1901: Martha Douglas Harris’s “Chee-chee-ka” (Part 1)
Martha Douglas Harris has a really interesting biography, from the BC Archives website:
Martha Harris (née Douglas) was born in Victoria, British Columbia in 1854 and was the youngest member of her family. Her father was James Douglas, the Governor of the Colony of Vancouver Island and her mother was Amelia Douglas.
Based on letters sent between Martha Douglas and her father, the two had a closer relationship than James Douglas had with any of his other children. It is speculated that the reason for this was that she was only ten years old when James Douglas retired and therefore spent more time with him than any of her other siblings did. When Martha was 18, her father sent her to England for her education as colonial education was considered insufficient at the time. This separation had the two sending letters back and forth for the next two years.
In 1874, James Douglas went on a trip to England and brought Martha back to Victoria with him.

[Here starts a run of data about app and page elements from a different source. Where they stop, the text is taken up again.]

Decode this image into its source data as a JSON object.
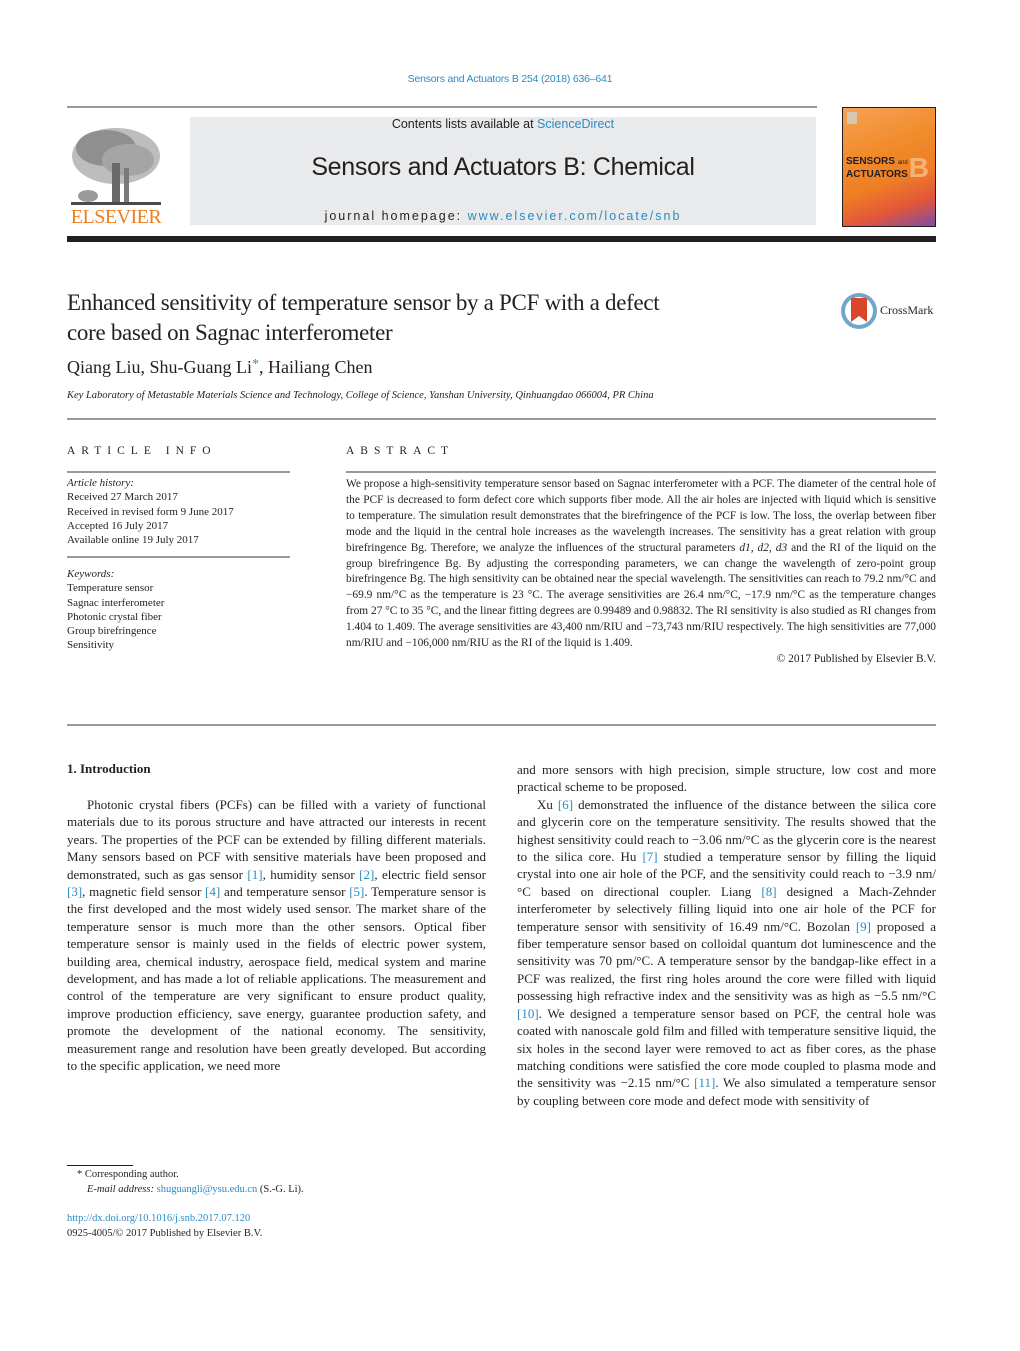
{
  "header": {
    "citation": "Sensors and Actuators B 254 (2018) 636–641",
    "contents_prefix": "Contents lists available at ",
    "contents_link": "ScienceDirect",
    "journal_title": "Sensors and Actuators B: Chemical",
    "homepage_prefix": "journal homepage: ",
    "homepage_link": "www.elsevier.com/locate/snb",
    "publisher_logo_text": "ELSEVIER",
    "cover": {
      "line1": "SENSORS",
      "and": "and",
      "line2": "ACTUATORS",
      "letter": "B"
    },
    "colors": {
      "link": "#2a8cc3",
      "elsevier_orange": "#f07d1a",
      "masthead_bg": "#e9eaeb"
    }
  },
  "article": {
    "title_line1": "Enhanced sensitivity of temperature sensor by a PCF with a defect",
    "title_line2": "core based on Sagnac interferometer",
    "crossmark_label": "CrossMark",
    "authors": {
      "a1": "Qiang Liu, Shu-Guang Li",
      "star": "*",
      "a2": ", Hailiang Chen"
    },
    "affiliation": "Key Laboratory of Metastable Materials Science and Technology, College of Science, Yanshan University, Qinhuangdao 066004, PR China"
  },
  "article_info": {
    "heading": "ARTICLE INFO",
    "history_label": "Article history:",
    "history": [
      "Received 27 March 2017",
      "Received in revised form 9 June 2017",
      "Accepted 16 July 2017",
      "Available online 19 July 2017"
    ],
    "keywords_label": "Keywords:",
    "keywords": [
      "Temperature sensor",
      "Sagnac interferometer",
      "Photonic crystal fiber",
      "Group birefringence",
      "Sensitivity"
    ]
  },
  "abstract": {
    "heading": "ABSTRACT",
    "text_a": "We propose a high-sensitivity temperature sensor based on Sagnac interferometer with a PCF. The diameter of the central hole of the PCF is decreased to form defect core which supports fiber mode. All the air holes are injected with liquid which is sensitive to temperature. The simulation result demonstrates that the birefringence of the PCF is low. The loss, the overlap between fiber mode and the liquid in the central hole increases as the wavelength increases. The sensitivity has a great relation with group birefringence Bg. Therefore, we analyze the influences of the structural parameters ",
    "vars": "d1, d2, d3",
    "text_b": " and the RI of the liquid on the group birefringence Bg. By adjusting the corresponding parameters, we can change the wavelength of zero-point group birefringence Bg. The high sensitivity can be obtained near the special wavelength. The sensitivities can reach to 79.2 nm/°C and −69.9 nm/°C as the temperature is 23 °C. The average sensitivities are 26.4 nm/°C, −17.9 nm/°C as the temperature changes from 27 °C to 35 °C, and the linear fitting degrees are 0.99489 and 0.98832. The RI sensitivity is also studied as RI changes from 1.404 to 1.409. The average sensitivities are 43,400 nm/RIU and −73,743 nm/RIU respectively. The high sensitivities are 77,000 nm/RIU and −106,000 nm/RIU as the RI of the liquid is 1.409.",
    "copyright": "© 2017 Published by Elsevier B.V."
  },
  "body": {
    "section_title": "1.  Introduction",
    "left": {
      "p1_a": "Photonic crystal fibers (PCFs) can be filled with a variety of functional materials due to its porous structure and have attracted our interests in recent years. The properties of the PCF can be extended by filling different materials. Many sensors based on PCF with sensitive materials have been proposed and demonstrated, such as gas sensor ",
      "r1": "[1]",
      "p1_b": ", humidity sensor ",
      "r2": "[2]",
      "p1_c": ", electric field sensor ",
      "r3": "[3]",
      "p1_d": ", magnetic field sensor ",
      "r4": "[4]",
      "p1_e": " and temperature sensor ",
      "r5": "[5]",
      "p1_f": ". Temperature sensor is the first developed and the most widely used sensor. The market share of the temperature sensor is much more than the other sensors. Optical fiber temperature sensor is mainly used in the fields of electric power system, building area, chemical industry, aerospace field, medical system and marine development, and has made a lot of reliable applications. The measurement and control of the temperature are very significant to ensure product quality, improve production efficiency, save energy, guarantee production safety, and promote the development of the national economy. The sensitivity, measurement range and resolution have been greatly developed. But according to the specific application, we need more"
    },
    "right": {
      "p1": "and more sensors with high precision, simple structure, low cost and more practical scheme to be proposed.",
      "p2_a": "Xu ",
      "r6": "[6]",
      "p2_b": " demonstrated the influence of the distance between the silica core and glycerin core on the temperature sensitivity. The results showed that the highest sensitivity could reach to −3.06 nm/°C as the glycerin core is the nearest to the silica core. Hu ",
      "r7": "[7]",
      "p2_c": " studied a temperature sensor by filling the liquid crystal into one air hole of the PCF, and the sensitivity could reach to −3.9 nm/°C based on directional coupler. Liang ",
      "r8": "[8]",
      "p2_d": " designed a Mach-Zehnder interferometer by selectively filling liquid into one air hole of the PCF for temperature sensor with sensitivity of 16.49 nm/°C. Bozolan ",
      "r9": "[9]",
      "p2_e": " proposed a fiber temperature sensor based on colloidal quantum dot luminescence and the sensitivity was 70 pm/°C. A temperature sensor by the bandgap-like effect in a PCF was realized, the first ring holes around the core were filled with liquid possessing high refractive index and the sensitivity was as high as −5.5 nm/°C ",
      "r10": "[10]",
      "p2_f": ". We designed a temperature sensor based on PCF, the central hole was coated with nanoscale gold film and filled with temperature sensitive liquid, the six holes in the second layer were removed to act as fiber cores, as the phase matching conditions were satisfied the core mode coupled to plasma mode and the sensitivity was −2.15 nm/°C ",
      "r11": "[11]",
      "p2_g": ". We also simulated a temperature sensor by coupling between core mode and defect mode with sensitivity of"
    }
  },
  "footer": {
    "star": "*",
    "corresponding": " Corresponding author.",
    "email_label": "E-mail address:",
    "email": "shuguangli@ysu.edu.cn",
    "email_suffix": " (S.-G. Li).",
    "doi": "http://dx.doi.org/10.1016/j.snb.2017.07.120",
    "issn": "0925-4005/© 2017 Published by Elsevier B.V."
  }
}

Her father passed away in 1877, and Martha married Dennis Harris in 1878. Dennis Harris was a land surveyor with the Canadian Pacific Railway who later became an engineer and businessman in Victoria.
Both of Martha’s parents were mixed race – her father had been born in British Guyana to a mixed race mother and a Scottish father, and her mother was part Cree. Although her parents faced prejudice, her mother still taught Martha Cree legends and stories, as well as other First Nations stories from the west coast. After both of her parents had passed away, Martha Harris wrote and published adapted versions of the stories her mother had passed down.
Martha Harris was a member of societies such as the Island Arts and Crafts Society, the Lace Club of Victoria, and the Women’s Institute Weavers Guild. She had seven children and passed away in 1933.
From her book “History and Folklore of the Cowichan Indians” (Victoria, BC: The Colonist Printing and Publishing Company, 1901), a really interesting and odd Chinook Jargon tale…
Dr. Ross Clark of the University of Auckland, New Zealand first brought the above story to my attention. My colleagues Janet Leonard and Claire Turner presented the first linguistic analysis of this unusual Jargon story at the 2005 Chinuk-Wawa Luʔlu, at the University of Victoria. I give all credit and big thanks to these folks for inspiring me to further work on it, which you’ll be seeing in the upcoming parts of this mini-series.
So stay tuned as I go into the details of deciphering this story!